-- Task prompt --
Word for word, reproduce the listing that follows, excluding any pictures it contains.
Data supplied Start Marker
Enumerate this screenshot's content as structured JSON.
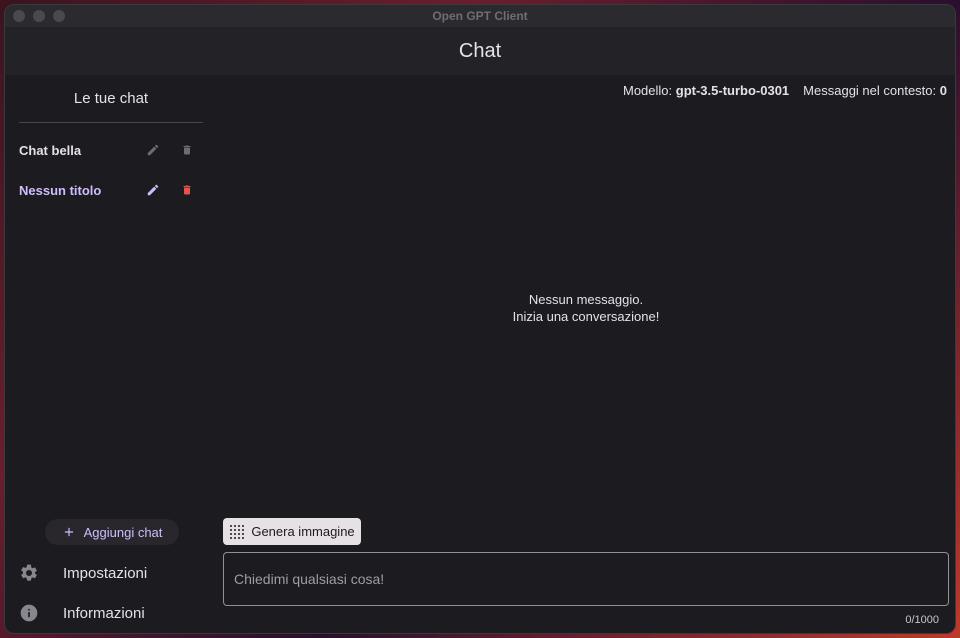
{
  "window": {
    "title": "Open GPT Client"
  },
  "appbar": {
    "title": "Chat"
  },
  "sidebar": {
    "header": "Le tue chat",
    "chats": [
      {
        "label": "Chat bella",
        "active": false
      },
      {
        "label": "Nessun titolo",
        "active": true
      }
    ],
    "add_chat_label": "Aggiungi chat",
    "nav": [
      {
        "label": "Impostazioni",
        "icon": "gear-icon"
      },
      {
        "label": "Informazioni",
        "icon": "info-icon"
      }
    ]
  },
  "status": {
    "model_label": "Modello:",
    "model_value": "gpt-3.5-turbo-0301",
    "context_label": "Messaggi nel contesto:",
    "context_value": "0"
  },
  "empty_state": {
    "line1": "Nessun messaggio.",
    "line2": "Inizia una conversazione!"
  },
  "composer": {
    "generate_image_label": "Genera immagine",
    "placeholder": "Chiedimi qualsiasi cosa!",
    "counter": "0/1000"
  },
  "colors": {
    "accent": "#cfbcff",
    "danger": "#e5534b",
    "surface": "#1c1b1f"
  }
}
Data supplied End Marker
-- Answer box --
Enumerate this screenshot's content as structured JSON.
{
  "window": {
    "title": "Open GPT Client"
  },
  "appbar": {
    "title": "Chat"
  },
  "sidebar": {
    "header": "Le tue chat",
    "chats": [
      {
        "label": "Chat bella",
        "active": false
      },
      {
        "label": "Nessun titolo",
        "active": true
      }
    ],
    "add_chat_label": "Aggiungi chat",
    "nav": [
      {
        "label": "Impostazioni",
        "icon": "gear-icon"
      },
      {
        "label": "Informazioni",
        "icon": "info-icon"
      }
    ]
  },
  "status": {
    "model_label": "Modello:",
    "model_value": "gpt-3.5-turbo-0301",
    "context_label": "Messaggi nel contesto:",
    "context_value": "0"
  },
  "empty_state": {
    "line1": "Nessun messaggio.",
    "line2": "Inizia una conversazione!"
  },
  "composer": {
    "generate_image_label": "Genera immagine",
    "placeholder": "Chiedimi qualsiasi cosa!",
    "counter": "0/1000"
  },
  "colors": {
    "accent": "#cfbcff",
    "danger": "#e5534b",
    "surface": "#1c1b1f"
  }
}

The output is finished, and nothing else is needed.